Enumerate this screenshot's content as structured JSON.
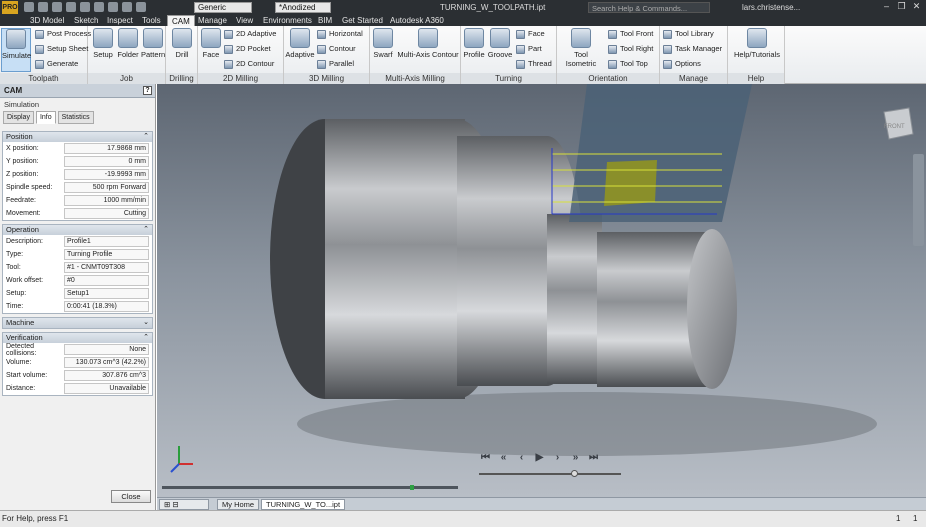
{
  "titlebar": {
    "app_logo": "PRO",
    "doc_title": "TURNING_W_TOOLPATH.ipt",
    "search_placeholder": "Search Help & Commands...",
    "user": "lars.christense...",
    "appearance_value": "Generic",
    "material_value": "*Anodized"
  },
  "tabs": [
    "3D Model",
    "Sketch",
    "Inspect",
    "Tools",
    "CAM",
    "Manage",
    "View",
    "Environments",
    "BIM",
    "Get Started",
    "Autodesk A360"
  ],
  "active_tab": "CAM",
  "ribbon": {
    "toolpath": {
      "label": "Toolpath",
      "simulate": "Simulate",
      "post_process": "Post Process",
      "setup_sheet": "Setup Sheet",
      "generate": "Generate"
    },
    "job": {
      "label": "Job",
      "setup": "Setup",
      "folder": "Folder",
      "pattern": "Pattern"
    },
    "drilling": {
      "label": "Drilling",
      "drill": "Drill"
    },
    "milling2d": {
      "label": "2D Milling",
      "face": "Face",
      "adaptive2d": "2D Adaptive",
      "pocket2d": "2D Pocket",
      "contour2d": "2D Contour"
    },
    "milling3d": {
      "label": "3D Milling",
      "adaptive": "Adaptive",
      "horizontal": "Horizontal",
      "contour": "Contour",
      "parallel": "Parallel"
    },
    "multiaxis": {
      "label": "Multi-Axis Milling",
      "swarf": "Swarf",
      "multi_axis_contour": "Multi-Axis Contour"
    },
    "turning": {
      "label": "Turning",
      "profile": "Profile",
      "groove": "Groove",
      "face": "Face",
      "part": "Part",
      "thread": "Thread"
    },
    "orientation": {
      "label": "Orientation",
      "tool_isometric": "Tool Isometric",
      "tool_front": "Tool Front",
      "tool_right": "Tool Right",
      "tool_top": "Tool Top"
    },
    "manage": {
      "label": "Manage",
      "tool_library": "Tool Library",
      "task_manager": "Task Manager",
      "options": "Options"
    },
    "help": {
      "label": "Help",
      "help_tutorials": "Help/Tutorials"
    }
  },
  "browser": {
    "title": "CAM",
    "subtitle": "Simulation",
    "subtabs": [
      "Display",
      "Info",
      "Statistics"
    ],
    "position": {
      "label": "Position",
      "rows": [
        {
          "k": "X position:",
          "v": "17.9868 mm"
        },
        {
          "k": "Y position:",
          "v": "0 mm"
        },
        {
          "k": "Z position:",
          "v": "-19.9993 mm"
        },
        {
          "k": "Spindle speed:",
          "v": "500 rpm Forward"
        },
        {
          "k": "Feedrate:",
          "v": "1000 mm/min"
        },
        {
          "k": "Movement:",
          "v": "Cutting"
        }
      ]
    },
    "operation": {
      "label": "Operation",
      "rows": [
        {
          "k": "Description:",
          "v": "Profile1"
        },
        {
          "k": "Type:",
          "v": "Turning Profile"
        },
        {
          "k": "Tool:",
          "v": "#1 - CNMT09T308"
        },
        {
          "k": "Work offset:",
          "v": "#0"
        },
        {
          "k": "Setup:",
          "v": "Setup1"
        },
        {
          "k": "Time:",
          "v": "0:00:41 (18.3%)"
        }
      ]
    },
    "machine": {
      "label": "Machine"
    },
    "verification": {
      "label": "Verification",
      "rows": [
        {
          "k": "Detected collisions:",
          "v": "None"
        },
        {
          "k": "Volume:",
          "v": "130.073 cm^3 (42.2%)"
        },
        {
          "k": "Start volume:",
          "v": "307.876 cm^3"
        },
        {
          "k": "Distance:",
          "v": "Unavailable"
        }
      ]
    },
    "close_label": "Close"
  },
  "viewcube_label": "FRONT",
  "doc_tabs": [
    "My Home",
    "TURNING_W_TO...ipt"
  ],
  "status": {
    "text": "For Help, press F1",
    "n1": "1",
    "n2": "1"
  }
}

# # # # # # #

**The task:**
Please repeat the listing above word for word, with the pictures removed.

**Your solution:**
Enumerate this screenshot's content as structured JSON.
{
  "titlebar": {
    "app_logo": "PRO",
    "doc_title": "TURNING_W_TOOLPATH.ipt",
    "search_placeholder": "Search Help & Commands...",
    "user": "lars.christense...",
    "appearance_value": "Generic",
    "material_value": "*Anodized"
  },
  "tabs": [
    "3D Model",
    "Sketch",
    "Inspect",
    "Tools",
    "CAM",
    "Manage",
    "View",
    "Environments",
    "BIM",
    "Get Started",
    "Autodesk A360"
  ],
  "active_tab": "CAM",
  "ribbon": {
    "toolpath": {
      "label": "Toolpath",
      "simulate": "Simulate",
      "post_process": "Post Process",
      "setup_sheet": "Setup Sheet",
      "generate": "Generate"
    },
    "job": {
      "label": "Job",
      "setup": "Setup",
      "folder": "Folder",
      "pattern": "Pattern"
    },
    "drilling": {
      "label": "Drilling",
      "drill": "Drill"
    },
    "milling2d": {
      "label": "2D Milling",
      "face": "Face",
      "adaptive2d": "2D Adaptive",
      "pocket2d": "2D Pocket",
      "contour2d": "2D Contour"
    },
    "milling3d": {
      "label": "3D Milling",
      "adaptive": "Adaptive",
      "horizontal": "Horizontal",
      "contour": "Contour",
      "parallel": "Parallel"
    },
    "multiaxis": {
      "label": "Multi-Axis Milling",
      "swarf": "Swarf",
      "multi_axis_contour": "Multi-Axis Contour"
    },
    "turning": {
      "label": "Turning",
      "profile": "Profile",
      "groove": "Groove",
      "face": "Face",
      "part": "Part",
      "thread": "Thread"
    },
    "orientation": {
      "label": "Orientation",
      "tool_isometric": "Tool Isometric",
      "tool_front": "Tool Front",
      "tool_right": "Tool Right",
      "tool_top": "Tool Top"
    },
    "manage": {
      "label": "Manage",
      "tool_library": "Tool Library",
      "task_manager": "Task Manager",
      "options": "Options"
    },
    "help": {
      "label": "Help",
      "help_tutorials": "Help/Tutorials"
    }
  },
  "browser": {
    "title": "CAM",
    "subtitle": "Simulation",
    "subtabs": [
      "Display",
      "Info",
      "Statistics"
    ],
    "position": {
      "label": "Position",
      "rows": [
        {
          "k": "X position:",
          "v": "17.9868 mm"
        },
        {
          "k": "Y position:",
          "v": "0 mm"
        },
        {
          "k": "Z position:",
          "v": "-19.9993 mm"
        },
        {
          "k": "Spindle speed:",
          "v": "500 rpm Forward"
        },
        {
          "k": "Feedrate:",
          "v": "1000 mm/min"
        },
        {
          "k": "Movement:",
          "v": "Cutting"
        }
      ]
    },
    "operation": {
      "label": "Operation",
      "rows": [
        {
          "k": "Description:",
          "v": "Profile1"
        },
        {
          "k": "Type:",
          "v": "Turning Profile"
        },
        {
          "k": "Tool:",
          "v": "#1 - CNMT09T308"
        },
        {
          "k": "Work offset:",
          "v": "#0"
        },
        {
          "k": "Setup:",
          "v": "Setup1"
        },
        {
          "k": "Time:",
          "v": "0:00:41 (18.3%)"
        }
      ]
    },
    "machine": {
      "label": "Machine"
    },
    "verification": {
      "label": "Verification",
      "rows": [
        {
          "k": "Detected collisions:",
          "v": "None"
        },
        {
          "k": "Volume:",
          "v": "130.073 cm^3 (42.2%)"
        },
        {
          "k": "Start volume:",
          "v": "307.876 cm^3"
        },
        {
          "k": "Distance:",
          "v": "Unavailable"
        }
      ]
    },
    "close_label": "Close"
  },
  "viewcube_label": "FRONT",
  "doc_tabs": [
    "My Home",
    "TURNING_W_TO...ipt"
  ],
  "status": {
    "text": "For Help, press F1",
    "n1": "1",
    "n2": "1"
  }
}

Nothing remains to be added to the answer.